(back) Subject: wanted: violin, gamba pipes to complete rank From: <homerat@mindspring.com> Date: Fri, 17 Aug 2001 09:05:11 -0700   Looking for metal string pipes (violin, gamba). 8 foot pitch, 4-4 1/2" wp. Need only the following pipes to complete rank: First C below middle C, = C#, D, D#, E. Located in California. Shipping is fine.   Thanks, Kelly and Stephen Goodman  
(back) Subject: RE: Utah Organ In A Barn From: "COLASACCO, ROBERT" <RCOLASACCO@popcouncil.org> Date: Fri, 17 Aug 2001 14:03:55 -0400   Thank. I had seen someone else posted that. I wonder how those things get separated. Just curious. But no one's replied as to the quality of the = cows' milk!   The organ from Avery Fisher Hall is still in the Crystal Cathedral, only = the console is in the barn.
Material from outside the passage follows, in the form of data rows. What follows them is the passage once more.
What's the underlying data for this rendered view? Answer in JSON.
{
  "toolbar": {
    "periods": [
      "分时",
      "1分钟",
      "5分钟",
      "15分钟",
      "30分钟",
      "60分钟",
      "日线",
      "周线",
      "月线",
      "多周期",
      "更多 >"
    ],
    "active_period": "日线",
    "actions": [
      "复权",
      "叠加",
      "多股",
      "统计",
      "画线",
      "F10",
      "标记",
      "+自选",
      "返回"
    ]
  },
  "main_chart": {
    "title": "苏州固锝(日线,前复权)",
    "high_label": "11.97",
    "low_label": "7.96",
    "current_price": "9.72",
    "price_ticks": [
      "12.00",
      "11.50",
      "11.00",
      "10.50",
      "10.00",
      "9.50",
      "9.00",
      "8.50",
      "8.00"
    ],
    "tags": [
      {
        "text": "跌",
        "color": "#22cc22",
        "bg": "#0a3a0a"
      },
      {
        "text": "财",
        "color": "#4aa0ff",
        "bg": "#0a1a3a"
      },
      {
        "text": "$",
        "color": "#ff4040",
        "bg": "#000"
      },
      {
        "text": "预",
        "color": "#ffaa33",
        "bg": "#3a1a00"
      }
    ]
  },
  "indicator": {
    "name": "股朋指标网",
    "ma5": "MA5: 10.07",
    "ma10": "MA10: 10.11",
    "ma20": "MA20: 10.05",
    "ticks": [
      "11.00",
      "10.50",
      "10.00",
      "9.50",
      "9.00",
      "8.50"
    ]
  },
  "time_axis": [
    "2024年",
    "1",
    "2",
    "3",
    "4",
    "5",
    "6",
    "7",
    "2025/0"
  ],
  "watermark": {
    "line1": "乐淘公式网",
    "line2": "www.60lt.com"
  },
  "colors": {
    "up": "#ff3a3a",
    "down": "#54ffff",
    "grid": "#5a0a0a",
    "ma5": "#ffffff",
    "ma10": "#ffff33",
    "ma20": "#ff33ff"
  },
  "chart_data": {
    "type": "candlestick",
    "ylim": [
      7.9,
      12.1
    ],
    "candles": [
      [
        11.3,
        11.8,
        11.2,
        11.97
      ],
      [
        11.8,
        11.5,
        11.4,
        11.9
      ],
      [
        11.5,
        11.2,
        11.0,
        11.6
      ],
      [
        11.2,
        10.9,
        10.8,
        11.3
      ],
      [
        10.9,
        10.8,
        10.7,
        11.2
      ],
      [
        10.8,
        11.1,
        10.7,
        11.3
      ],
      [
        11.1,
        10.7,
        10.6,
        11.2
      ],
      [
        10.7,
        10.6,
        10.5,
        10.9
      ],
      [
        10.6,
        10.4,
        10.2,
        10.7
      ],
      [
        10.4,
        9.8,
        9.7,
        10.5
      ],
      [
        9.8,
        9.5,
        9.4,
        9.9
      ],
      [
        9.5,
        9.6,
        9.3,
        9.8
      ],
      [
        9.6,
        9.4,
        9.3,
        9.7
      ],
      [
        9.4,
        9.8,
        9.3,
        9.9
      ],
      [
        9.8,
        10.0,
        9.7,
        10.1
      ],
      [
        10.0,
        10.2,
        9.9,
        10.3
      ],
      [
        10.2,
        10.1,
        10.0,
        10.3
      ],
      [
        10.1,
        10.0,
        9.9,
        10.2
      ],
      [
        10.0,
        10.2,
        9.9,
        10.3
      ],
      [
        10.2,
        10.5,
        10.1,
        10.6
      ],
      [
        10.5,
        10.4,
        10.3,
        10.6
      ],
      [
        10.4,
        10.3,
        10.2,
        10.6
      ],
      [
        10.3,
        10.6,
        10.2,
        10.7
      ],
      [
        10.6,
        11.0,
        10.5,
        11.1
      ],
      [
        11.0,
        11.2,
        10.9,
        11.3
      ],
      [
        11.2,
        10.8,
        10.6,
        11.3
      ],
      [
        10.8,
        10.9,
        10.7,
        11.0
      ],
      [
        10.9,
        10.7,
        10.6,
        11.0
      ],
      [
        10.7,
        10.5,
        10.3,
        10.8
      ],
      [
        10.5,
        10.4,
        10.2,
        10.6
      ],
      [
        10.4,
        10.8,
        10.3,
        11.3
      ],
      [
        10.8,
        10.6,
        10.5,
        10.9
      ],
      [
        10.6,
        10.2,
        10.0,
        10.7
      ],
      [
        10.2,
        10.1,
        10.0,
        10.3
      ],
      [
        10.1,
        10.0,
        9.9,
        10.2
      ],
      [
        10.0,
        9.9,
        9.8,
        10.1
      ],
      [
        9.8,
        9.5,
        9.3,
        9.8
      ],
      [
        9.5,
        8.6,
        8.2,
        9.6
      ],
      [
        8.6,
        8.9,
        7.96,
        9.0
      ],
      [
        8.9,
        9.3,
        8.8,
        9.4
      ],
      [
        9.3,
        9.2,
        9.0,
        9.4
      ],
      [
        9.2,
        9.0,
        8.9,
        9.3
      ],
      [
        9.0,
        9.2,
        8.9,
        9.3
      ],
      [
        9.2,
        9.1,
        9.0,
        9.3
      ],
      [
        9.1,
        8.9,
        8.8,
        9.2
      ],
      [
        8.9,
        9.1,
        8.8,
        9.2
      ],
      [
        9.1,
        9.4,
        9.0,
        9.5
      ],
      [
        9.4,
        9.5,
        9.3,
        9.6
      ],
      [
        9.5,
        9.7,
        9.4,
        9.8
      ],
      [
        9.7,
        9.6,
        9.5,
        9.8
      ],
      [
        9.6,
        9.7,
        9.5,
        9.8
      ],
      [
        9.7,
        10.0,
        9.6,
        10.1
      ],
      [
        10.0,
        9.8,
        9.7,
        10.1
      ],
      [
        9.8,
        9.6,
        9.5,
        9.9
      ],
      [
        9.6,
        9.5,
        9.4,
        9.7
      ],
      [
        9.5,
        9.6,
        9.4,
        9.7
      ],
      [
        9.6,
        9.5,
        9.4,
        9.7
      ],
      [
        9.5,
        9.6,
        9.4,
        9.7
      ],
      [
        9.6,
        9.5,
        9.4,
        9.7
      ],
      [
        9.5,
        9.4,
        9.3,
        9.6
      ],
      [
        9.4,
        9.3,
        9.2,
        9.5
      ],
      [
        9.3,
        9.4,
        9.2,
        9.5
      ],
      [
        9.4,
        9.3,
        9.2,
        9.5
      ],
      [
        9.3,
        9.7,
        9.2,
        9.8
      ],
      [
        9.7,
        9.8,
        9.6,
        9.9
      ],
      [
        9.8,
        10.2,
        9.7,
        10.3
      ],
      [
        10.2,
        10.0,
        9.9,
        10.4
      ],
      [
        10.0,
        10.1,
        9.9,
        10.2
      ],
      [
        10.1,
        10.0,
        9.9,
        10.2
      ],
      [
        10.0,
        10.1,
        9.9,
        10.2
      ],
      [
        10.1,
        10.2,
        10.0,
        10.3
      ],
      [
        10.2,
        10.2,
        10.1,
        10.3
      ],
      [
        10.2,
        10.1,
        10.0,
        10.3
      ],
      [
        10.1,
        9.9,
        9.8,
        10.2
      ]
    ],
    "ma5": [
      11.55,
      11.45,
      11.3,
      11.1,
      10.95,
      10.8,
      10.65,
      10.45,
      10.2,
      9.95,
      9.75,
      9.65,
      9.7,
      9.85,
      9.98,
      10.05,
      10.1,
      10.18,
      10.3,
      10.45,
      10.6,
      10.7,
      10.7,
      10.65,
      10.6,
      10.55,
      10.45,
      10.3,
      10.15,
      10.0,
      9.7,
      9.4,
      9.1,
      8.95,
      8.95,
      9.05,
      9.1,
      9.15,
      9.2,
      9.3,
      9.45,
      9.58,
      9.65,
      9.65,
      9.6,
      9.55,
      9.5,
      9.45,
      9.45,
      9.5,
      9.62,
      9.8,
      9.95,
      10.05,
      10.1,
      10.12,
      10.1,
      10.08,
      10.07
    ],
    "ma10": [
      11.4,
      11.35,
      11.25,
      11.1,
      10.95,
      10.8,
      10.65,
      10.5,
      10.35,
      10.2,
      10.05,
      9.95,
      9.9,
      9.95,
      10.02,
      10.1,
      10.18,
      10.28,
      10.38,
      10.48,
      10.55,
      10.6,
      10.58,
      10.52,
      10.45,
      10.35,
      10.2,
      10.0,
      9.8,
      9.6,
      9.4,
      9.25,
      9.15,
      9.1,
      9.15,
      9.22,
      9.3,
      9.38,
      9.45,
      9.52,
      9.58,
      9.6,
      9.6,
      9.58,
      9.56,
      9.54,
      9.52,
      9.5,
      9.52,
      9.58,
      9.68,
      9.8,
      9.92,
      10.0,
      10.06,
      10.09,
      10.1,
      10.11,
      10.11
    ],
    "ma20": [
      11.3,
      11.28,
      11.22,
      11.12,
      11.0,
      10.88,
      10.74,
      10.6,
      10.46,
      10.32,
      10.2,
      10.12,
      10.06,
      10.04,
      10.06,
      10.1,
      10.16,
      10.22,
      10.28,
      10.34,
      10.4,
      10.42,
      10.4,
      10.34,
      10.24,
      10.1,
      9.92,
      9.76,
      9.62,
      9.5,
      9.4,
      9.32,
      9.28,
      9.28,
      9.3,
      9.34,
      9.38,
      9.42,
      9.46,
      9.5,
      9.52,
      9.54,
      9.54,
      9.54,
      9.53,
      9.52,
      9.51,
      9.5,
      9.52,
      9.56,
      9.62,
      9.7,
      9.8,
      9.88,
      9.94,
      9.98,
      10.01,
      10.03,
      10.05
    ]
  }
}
Philhamonic Hall. Now > I know. I bet his cows give great milk.